Around the same time, Mozzy's music started gaining traction outside of Sacramento. In 2013, he recorded a Tonite Show album with Oakland's DJ Fresh, the producer responsible for hyphy-era regional hits like D-Lo's "No Hoe" and Mistah F.A.B.'s "We Go Stupid in the Bay." Oakland's Philthy Rich tapped Mozzy for the downcast, piano-heavy "I'm Just Being Honest"; Joe Blow, another Oakland rapper with local clout, invited him to feature on the nostalgically soulful "Locked In." Mozzy's name began to circulate in Bay Area rap circles, and in 2015, he cemented himself into the local scene with Down to the Wire: 4th Ave Edition on J. Stalin's Livewire Records, a household name for anyone who followed the Oakland street rap scene of the 2000s.
"It just took off from me from right there. The whole Bay started f-ckin' with me," he says. "They embraced me."
As Mozzy's reputation as a searingly honest wordsmith grew, he remained on probation through 2017 and was barred from leaving the state of California without permission from his officer. This posed an inconvenience to his career: his 2016 and 2017 albums Mandatory Check and 1 Up Top Ahk reached No. 11 and No. 36 on Billboard's top R&B/hip-hop albums chart, and he began getting requests to perform out of state. Fortunately, his probation officer usually obliged.
Without these hindrances, Mozzy might be farther along in his career. But he still doesn't regret his past. "It do put a damper on some things, it threw a lot of things off," he says. "But I don't regret nothing. If I hadn't went through the beautiful struggles I went through, I think it would have minimized my hunger."
Though his criminal past is key to understanding him as a person and artist, early stories about Mozzy sometimes read more like crime reports than profiles of an exciting new artist. And indeed, if Mozzy's career continues to progress the way it has the past three years, he's about to be scrutinized by a lot more label heads, journalists, streaming service execs and listeners who may harbor stereotypes and misconceptions about his background or previous way of life.
Still, Mozzy says he'd sooner fall off than censor himself. "I ain't in it for the money," he says, defiant. "If I decline financially, it wouldn't hurt me as much as changing and tweaking my music for someone else. That would do more damage to my inner self than financial problems."

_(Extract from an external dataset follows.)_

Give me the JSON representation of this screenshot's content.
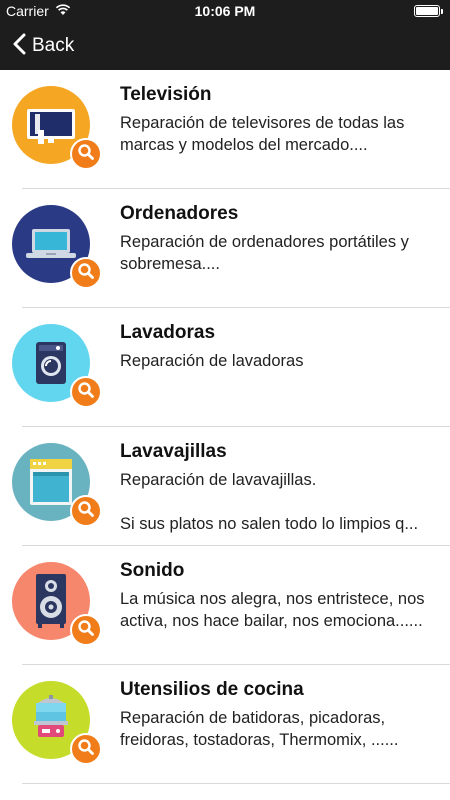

Mozzy is living a new lifestyle now, far away from the trenches he raps about. He's a family man with a girlfriend and two daughters (seven-month-old Zayda was born earlier this year). They're living in L.A. in a safe neighborhood, in a building with an elevator, far away from the dangers of Oak Park. "I gotta make sure they don't go through the same beautiful struggles I went through," Mozzy says, adding that his daughters are his biggest motivation. "I want them to be 10 times doper than me. No matter what career choice, no matter what they're doing in life, I want to provide them with that head start and that healthy household with a mother and father present, unlike the majority of our community."
"It's no room for f-ckin' up."
For arts stories you won't read anywhere else, come to KQED's Arts and Culture desk.